While the bay is often cold and the waves only break when the wind blows, there’s something wonderful about being able to surf even when you’re 100 miles from the coast.

YES – Surfing in Birch Bay

While Westport remains the spot for consistent waves year round, many people are surprised to learn that there are surfable waves in Birch Bay 10-15 times a year. While these waves are almost always small (1ft-2ft) and often only break for 1-2 hours, there have been some larger (3ft-4ft) days in previous years.

The most popular spot to catch waves is in the middle of Birch Bay State Park (at the point) – this surf spot is named Seaman Spit for its spit of sand at low tide that causes it to break, and its discoverer, Gary Seaman, a surfboard and kayak designer. On larger days rides can take you all the way down the shore 50 yards or more.

There are also people who surf on the other side of the bay near Birch Bay Villages or South of Birch Bay near Cherry Point when wind is out of the S or SW however these rides are much shorter.

While prone surfing is possible on bigger days most surfers here ride SUP’s as they can catch the smaller waves.
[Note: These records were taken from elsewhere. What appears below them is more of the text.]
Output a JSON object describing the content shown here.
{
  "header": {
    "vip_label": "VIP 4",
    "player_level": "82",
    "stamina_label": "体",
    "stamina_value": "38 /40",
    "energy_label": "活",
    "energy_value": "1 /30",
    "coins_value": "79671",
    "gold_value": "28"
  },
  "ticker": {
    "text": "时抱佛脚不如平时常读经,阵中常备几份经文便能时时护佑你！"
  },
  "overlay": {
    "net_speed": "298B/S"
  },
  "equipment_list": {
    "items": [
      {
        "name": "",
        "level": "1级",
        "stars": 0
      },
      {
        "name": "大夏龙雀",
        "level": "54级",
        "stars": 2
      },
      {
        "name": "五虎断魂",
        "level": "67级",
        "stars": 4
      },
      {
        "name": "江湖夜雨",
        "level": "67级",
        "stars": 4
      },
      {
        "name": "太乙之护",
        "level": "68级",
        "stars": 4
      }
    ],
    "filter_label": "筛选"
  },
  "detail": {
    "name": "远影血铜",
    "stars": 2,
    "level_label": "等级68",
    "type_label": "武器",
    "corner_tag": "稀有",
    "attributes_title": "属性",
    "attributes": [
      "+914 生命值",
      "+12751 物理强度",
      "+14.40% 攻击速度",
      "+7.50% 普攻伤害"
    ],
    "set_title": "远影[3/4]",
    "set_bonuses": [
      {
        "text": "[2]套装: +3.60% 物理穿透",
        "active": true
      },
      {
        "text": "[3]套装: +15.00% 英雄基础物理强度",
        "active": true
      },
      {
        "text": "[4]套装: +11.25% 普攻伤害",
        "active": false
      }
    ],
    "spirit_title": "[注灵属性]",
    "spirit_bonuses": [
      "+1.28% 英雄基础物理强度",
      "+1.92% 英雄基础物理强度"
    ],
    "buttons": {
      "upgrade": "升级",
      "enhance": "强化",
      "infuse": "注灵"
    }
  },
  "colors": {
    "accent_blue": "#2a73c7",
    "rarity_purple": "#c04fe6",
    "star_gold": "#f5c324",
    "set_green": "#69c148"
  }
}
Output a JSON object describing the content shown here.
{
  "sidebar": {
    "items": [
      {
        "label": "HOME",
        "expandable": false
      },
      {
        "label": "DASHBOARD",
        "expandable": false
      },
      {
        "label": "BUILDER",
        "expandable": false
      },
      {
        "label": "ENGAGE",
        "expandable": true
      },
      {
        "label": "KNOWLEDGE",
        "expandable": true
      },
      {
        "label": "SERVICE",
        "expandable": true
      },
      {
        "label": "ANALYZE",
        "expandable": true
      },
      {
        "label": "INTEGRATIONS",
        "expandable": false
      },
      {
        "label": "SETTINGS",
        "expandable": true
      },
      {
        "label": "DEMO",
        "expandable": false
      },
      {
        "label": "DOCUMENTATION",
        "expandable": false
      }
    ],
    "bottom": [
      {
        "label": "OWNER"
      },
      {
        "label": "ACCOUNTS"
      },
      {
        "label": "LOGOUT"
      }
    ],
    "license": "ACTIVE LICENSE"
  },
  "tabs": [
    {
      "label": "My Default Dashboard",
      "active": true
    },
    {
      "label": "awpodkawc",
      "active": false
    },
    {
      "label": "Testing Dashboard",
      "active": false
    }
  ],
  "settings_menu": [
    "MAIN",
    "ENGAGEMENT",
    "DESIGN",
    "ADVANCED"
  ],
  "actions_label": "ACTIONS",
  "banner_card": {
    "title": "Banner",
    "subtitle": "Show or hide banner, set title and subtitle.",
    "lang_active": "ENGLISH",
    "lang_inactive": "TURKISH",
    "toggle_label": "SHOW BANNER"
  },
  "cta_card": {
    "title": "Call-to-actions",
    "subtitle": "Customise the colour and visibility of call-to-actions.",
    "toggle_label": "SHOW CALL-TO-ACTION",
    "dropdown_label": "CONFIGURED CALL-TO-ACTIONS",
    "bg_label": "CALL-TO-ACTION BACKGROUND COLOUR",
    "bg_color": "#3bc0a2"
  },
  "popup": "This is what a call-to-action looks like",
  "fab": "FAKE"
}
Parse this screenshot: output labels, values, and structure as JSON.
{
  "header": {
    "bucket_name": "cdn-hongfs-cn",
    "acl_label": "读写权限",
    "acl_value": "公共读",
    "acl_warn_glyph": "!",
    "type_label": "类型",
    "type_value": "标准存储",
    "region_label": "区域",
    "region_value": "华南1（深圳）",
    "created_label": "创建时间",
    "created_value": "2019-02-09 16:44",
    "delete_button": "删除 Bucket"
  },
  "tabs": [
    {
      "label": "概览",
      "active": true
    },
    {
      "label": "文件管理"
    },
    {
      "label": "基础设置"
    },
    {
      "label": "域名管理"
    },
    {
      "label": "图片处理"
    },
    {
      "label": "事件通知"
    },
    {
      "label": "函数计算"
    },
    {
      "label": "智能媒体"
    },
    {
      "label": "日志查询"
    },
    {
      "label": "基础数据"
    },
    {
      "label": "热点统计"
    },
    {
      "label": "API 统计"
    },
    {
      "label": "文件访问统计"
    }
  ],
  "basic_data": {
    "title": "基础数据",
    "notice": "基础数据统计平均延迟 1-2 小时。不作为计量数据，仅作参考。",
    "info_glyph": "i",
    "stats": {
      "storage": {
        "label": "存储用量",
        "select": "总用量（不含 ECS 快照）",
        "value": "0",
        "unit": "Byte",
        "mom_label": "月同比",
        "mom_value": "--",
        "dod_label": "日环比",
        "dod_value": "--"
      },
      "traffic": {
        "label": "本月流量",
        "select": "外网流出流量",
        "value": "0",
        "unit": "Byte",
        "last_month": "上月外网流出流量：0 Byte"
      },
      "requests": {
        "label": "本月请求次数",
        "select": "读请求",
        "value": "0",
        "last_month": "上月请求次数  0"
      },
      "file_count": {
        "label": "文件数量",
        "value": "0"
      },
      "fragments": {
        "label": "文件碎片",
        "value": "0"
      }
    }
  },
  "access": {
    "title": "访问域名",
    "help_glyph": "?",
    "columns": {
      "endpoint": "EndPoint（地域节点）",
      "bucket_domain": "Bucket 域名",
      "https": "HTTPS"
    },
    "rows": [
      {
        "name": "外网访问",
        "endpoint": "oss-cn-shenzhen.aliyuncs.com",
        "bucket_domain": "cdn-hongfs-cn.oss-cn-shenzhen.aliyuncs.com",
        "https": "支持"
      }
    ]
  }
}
You’ll often find Surf Skis, Kayakers, and Kiteboarders out enjoying the waves as well.


Waves in the bay are generated by strong winds out of the SW, W, or NW with the NW winds creating the best bet for possible surf conditions. The strongest waves occur when windswell combines with an incoming tide.

You can check the Halibut Bank Buoy for wind direction and swell (seas). Readings above 3ft for waves with NW winds offer a chance the waves will make it to Birch Bay.


Another good resource is Windonthewater.com as you can see the wind direction readings for multiple locations around Puget Sound.